DICKINSON, Texas (AP) — A grassy lawn under a few shade trees is not the ideal place to amputate a horse’s leg.
Dr. Ric Redden, a world-renowned veterinarian who has specialized on horse’s feet, knew this, but he also knew that you do what you can with what you have.
“A lot of things can happen,” Redden said. “But if you worry about all the things that can go wrong, you’d never get started.”
The Galveston County Daily News (http://bit.ly/1847JTc ) reports a group of nearly 20 curious veterinarians, veterinary students, farriers and horse enthusiasts stood Monday in the shade provided by trees at the Equine Recovery Center in Dickinson.
In the middle of the group was Redden, in a blue scrubs top and Wrangler jeans, and nearby was a 16-year-old quarter horse named Indio.
The stallion was a bit woozy and unstable — from the drugs and from the fact that he was missing his back left hoof and part of his leg. In its place was a black cast.
The horse was only moments from going to the ground, and Redden wanted all those who were there to watch and help to know the ground rules.
Once the procedure started, he wanted everyone to be completely quiet, he said.
No side conversations or chatting.
“I want to be totally concentrated on what I’m doing,” Redden said.
The horse, Indio, had kicked through a stall wall weeks before and severely damaged his left rear leg. The hoof was already gone, and Indio was walking on a cast.

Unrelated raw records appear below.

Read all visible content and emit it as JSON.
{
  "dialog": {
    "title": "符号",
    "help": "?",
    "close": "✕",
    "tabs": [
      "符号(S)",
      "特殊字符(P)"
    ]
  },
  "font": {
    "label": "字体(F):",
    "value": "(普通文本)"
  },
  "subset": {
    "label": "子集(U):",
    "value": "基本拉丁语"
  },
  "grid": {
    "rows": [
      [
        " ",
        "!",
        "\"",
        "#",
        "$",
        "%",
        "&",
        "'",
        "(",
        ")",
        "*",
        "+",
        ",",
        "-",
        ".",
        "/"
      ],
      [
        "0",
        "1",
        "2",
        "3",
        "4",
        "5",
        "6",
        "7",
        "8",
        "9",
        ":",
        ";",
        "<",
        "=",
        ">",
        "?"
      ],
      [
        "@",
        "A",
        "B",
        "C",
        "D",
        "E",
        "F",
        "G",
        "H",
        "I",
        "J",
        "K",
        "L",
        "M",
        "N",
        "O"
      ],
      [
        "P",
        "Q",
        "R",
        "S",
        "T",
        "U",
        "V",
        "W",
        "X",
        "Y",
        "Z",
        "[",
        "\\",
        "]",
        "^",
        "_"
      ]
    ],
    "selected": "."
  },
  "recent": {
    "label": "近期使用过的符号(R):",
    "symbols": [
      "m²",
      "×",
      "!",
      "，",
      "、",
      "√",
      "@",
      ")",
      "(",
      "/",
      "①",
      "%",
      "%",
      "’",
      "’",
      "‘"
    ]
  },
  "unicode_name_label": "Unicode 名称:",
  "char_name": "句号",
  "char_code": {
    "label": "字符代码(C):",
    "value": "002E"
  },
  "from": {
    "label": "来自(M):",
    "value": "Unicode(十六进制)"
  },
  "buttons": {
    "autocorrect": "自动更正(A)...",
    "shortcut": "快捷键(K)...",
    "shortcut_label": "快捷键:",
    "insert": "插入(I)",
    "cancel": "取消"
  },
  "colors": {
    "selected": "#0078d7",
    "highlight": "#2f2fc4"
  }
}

Redden said he planned to remove one of the lower leg bones, possibly take a piece of a healthy hoof frog, the piece of the hoof that acts as a cushion and shock absorber, to graft onto the remaining stump and then drill two pins into the cannon bone that the cast, and then the prosthetic leg, will be built around.
But Redden knew that once the cast came off, there were plenty of things that could go wrong.
This was the 55th time in his nearly 40-year career that he would perform this type of operation, he said. When he first started attaching prosthetics to horses, he was one of the pioneers in the field. Many of the techniques and tools used, Redden invented and modified.
He started working with horses as a farrier, changing the shoes on his own horse when he didn’t have the money to hire someone else. He would eventually work his way through veterinary school as a farrier. Based out of his practice in Kentucky, Redden has traveled the world working on horses’ feet and has written a book on laminitis in horses.
Before the operation begins, the gauze, scalpels, drills and various other tools are laid out on tables.
“Think fast but move slow,” he tells the group of veterinarians and students who will be helping. “Because if you really get in a hurry doing this stuff, sometimes it can get real hairy. I can tell you some real hairy stories.”